• [Directions for this task] A word-for-word copy of the records that follow is needed, with every picture omitted.

[Stored records]
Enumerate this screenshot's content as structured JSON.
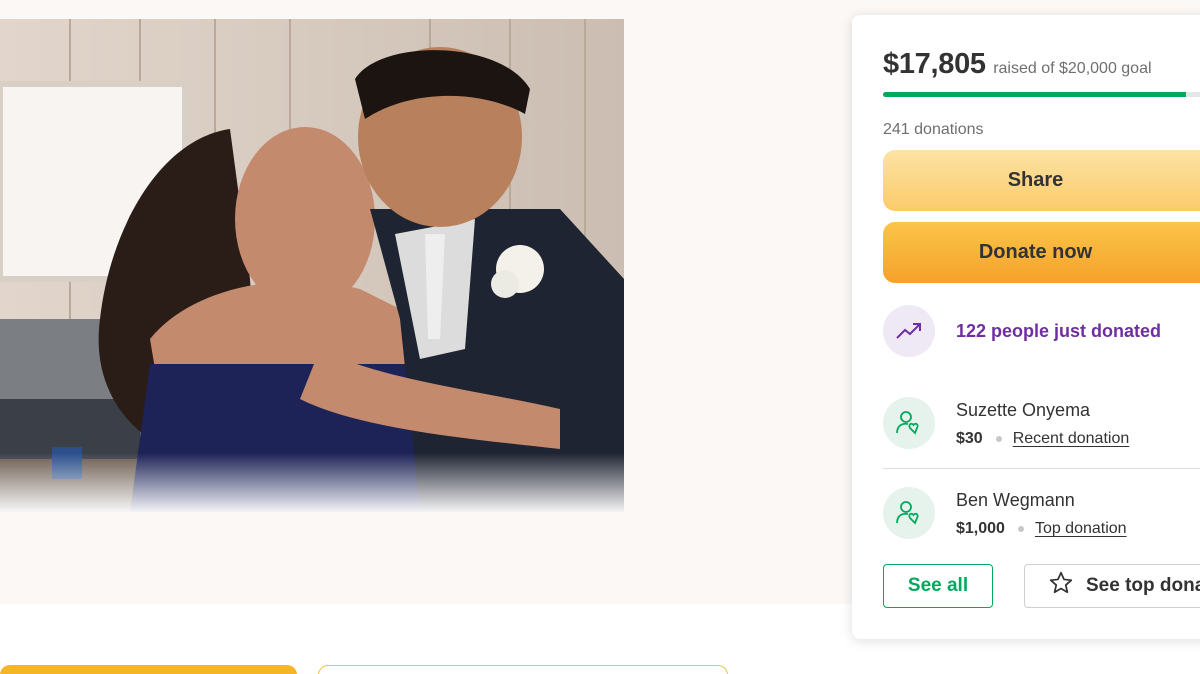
{
  "campaign": {
    "photo_alt_icon": "campaign-photo"
  },
  "card": {
    "raised_amount": "$17,805",
    "goal_text": "raised of $20,000 goal",
    "progress_fraction": 0.89,
    "donations_count": "241 donations",
    "share_label": "Share",
    "donate_label": "Donate now",
    "trend_icon": "trending-up-icon",
    "trend_text": "122 people just donated",
    "donors": [
      {
        "name": "Suzette Onyema",
        "amount": "$30",
        "type": "Recent donation",
        "icon": "donor-heart-icon"
      },
      {
        "name": "Ben Wegmann",
        "amount": "$1,000",
        "type": "Top donation",
        "icon": "donor-heart-icon"
      }
    ],
    "see_all_label": "See all",
    "see_top_label": "See top donations",
    "see_top_icon": "star-icon"
  },
  "colors": {
    "progress": "#02a95c",
    "share_button": "#fbcb6a",
    "donate_button": "#f5a22a",
    "trend_text": "#6f2fa3",
    "see_all_border": "#02a95c"
  }
}
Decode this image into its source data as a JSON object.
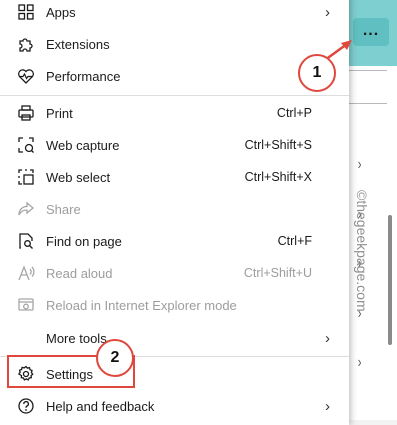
{
  "background": {
    "more_button_label": "...",
    "watermark": "©thegeekpage.com",
    "chevron": "›"
  },
  "menu": {
    "items": [
      {
        "label": "Apps",
        "shortcut": "",
        "icon": "apps-icon",
        "submenu": true,
        "disabled": false
      },
      {
        "label": "Extensions",
        "shortcut": "",
        "icon": "extensions-icon",
        "submenu": false,
        "disabled": false
      },
      {
        "label": "Performance",
        "shortcut": "",
        "icon": "performance-icon",
        "submenu": false,
        "disabled": false
      },
      {
        "label": "Print",
        "shortcut": "Ctrl+P",
        "icon": "print-icon",
        "submenu": false,
        "disabled": false
      },
      {
        "label": "Web capture",
        "shortcut": "Ctrl+Shift+S",
        "icon": "web-capture-icon",
        "submenu": false,
        "disabled": false
      },
      {
        "label": "Web select",
        "shortcut": "Ctrl+Shift+X",
        "icon": "web-select-icon",
        "submenu": false,
        "disabled": false
      },
      {
        "label": "Share",
        "shortcut": "",
        "icon": "share-icon",
        "submenu": false,
        "disabled": true
      },
      {
        "label": "Find on page",
        "shortcut": "Ctrl+F",
        "icon": "find-icon",
        "submenu": false,
        "disabled": false
      },
      {
        "label": "Read aloud",
        "shortcut": "Ctrl+Shift+U",
        "icon": "read-aloud-icon",
        "submenu": false,
        "disabled": true
      },
      {
        "label": "Reload in Internet Explorer mode",
        "shortcut": "",
        "icon": "ie-mode-icon",
        "submenu": false,
        "disabled": true
      },
      {
        "label": "More tools",
        "shortcut": "",
        "icon": "",
        "submenu": true,
        "disabled": false
      },
      {
        "label": "Settings",
        "shortcut": "",
        "icon": "gear-icon",
        "submenu": false,
        "disabled": false
      },
      {
        "label": "Help and feedback",
        "shortcut": "",
        "icon": "help-icon",
        "submenu": true,
        "disabled": false
      }
    ],
    "submenu_arrow": "›"
  },
  "annotations": {
    "callout_1": "1",
    "callout_2": "2",
    "accent_color": "#e0483e"
  }
}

• [Exercise output]
Enumerate this screenshot's content as structured JSON.
{
  "campaign": {
    "photo_alt_icon": "campaign-photo"
  },
  "card": {
    "raised_amount": "$17,805",
    "goal_text": "raised of $20,000 goal",
    "progress_fraction": 0.89,
    "donations_count": "241 donations",
    "share_label": "Share",
    "donate_label": "Donate now",
    "trend_icon": "trending-up-icon",
    "trend_text": "122 people just donated",
    "donors": [
      {
        "name": "Suzette Onyema",
        "amount": "$30",
        "type": "Recent donation",
        "icon": "donor-heart-icon"
      },
      {
        "name": "Ben Wegmann",
        "amount": "$1,000",
        "type": "Top donation",
        "icon": "donor-heart-icon"
      }
    ],
    "see_all_label": "See all",
    "see_top_label": "See top donations",
    "see_top_icon": "star-icon"
  },
  "colors": {
    "progress": "#02a95c",
    "share_button": "#fbcb6a",
    "donate_button": "#f5a22a",
    "trend_text": "#6f2fa3",
    "see_all_border": "#02a95c"
  }
}
Decode this image into its source data as a JSON object.
{
  "background": {
    "more_button_label": "...",
    "watermark": "©thegeekpage.com",
    "chevron": "›"
  },
  "menu": {
    "items": [
      {
        "label": "Apps",
        "shortcut": "",
        "icon": "apps-icon",
        "submenu": true,
        "disabled": false
      },
      {
        "label": "Extensions",
        "shortcut": "",
        "icon": "extensions-icon",
        "submenu": false,
        "disabled": false
      },
      {
        "label": "Performance",
        "shortcut": "",
        "icon": "performance-icon",
        "submenu": false,
        "disabled": false
      },
      {
        "label": "Print",
        "shortcut": "Ctrl+P",
        "icon": "print-icon",
        "submenu": false,
        "disabled": false
      },
      {
        "label": "Web capture",
        "shortcut": "Ctrl+Shift+S",
        "icon": "web-capture-icon",
        "submenu": false,
        "disabled": false
      },
      {
        "label": "Web select",
        "shortcut": "Ctrl+Shift+X",
        "icon": "web-select-icon",
        "submenu": false,
        "disabled": false
      },
      {
        "label": "Share",
        "shortcut": "",
        "icon": "share-icon",
        "submenu": false,
        "disabled": true
      },
      {
        "label": "Find on page",
        "shortcut": "Ctrl+F",
        "icon": "find-icon",
        "submenu": false,
        "disabled": false
      },
      {
        "label": "Read aloud",
        "shortcut": "Ctrl+Shift+U",
        "icon": "read-aloud-icon",
        "submenu": false,
        "disabled": true
      },
      {
        "label": "Reload in Internet Explorer mode",
        "shortcut": "",
        "icon": "ie-mode-icon",
        "submenu": false,
        "disabled": true
      },
      {
        "label": "More tools",
        "shortcut": "",
        "icon": "",
        "submenu": true,
        "disabled": false
      },
      {
        "label": "Settings",
        "shortcut": "",
        "icon": "gear-icon",
        "submenu": false,
        "disabled": false
      },
      {
        "label": "Help and feedback",
        "shortcut": "",
        "icon": "help-icon",
        "submenu": true,
        "disabled": false
      }
    ],
    "submenu_arrow": "›"
  },
  "annotations": {
    "callout_1": "1",
    "callout_2": "2",
    "accent_color": "#e0483e"
  }
}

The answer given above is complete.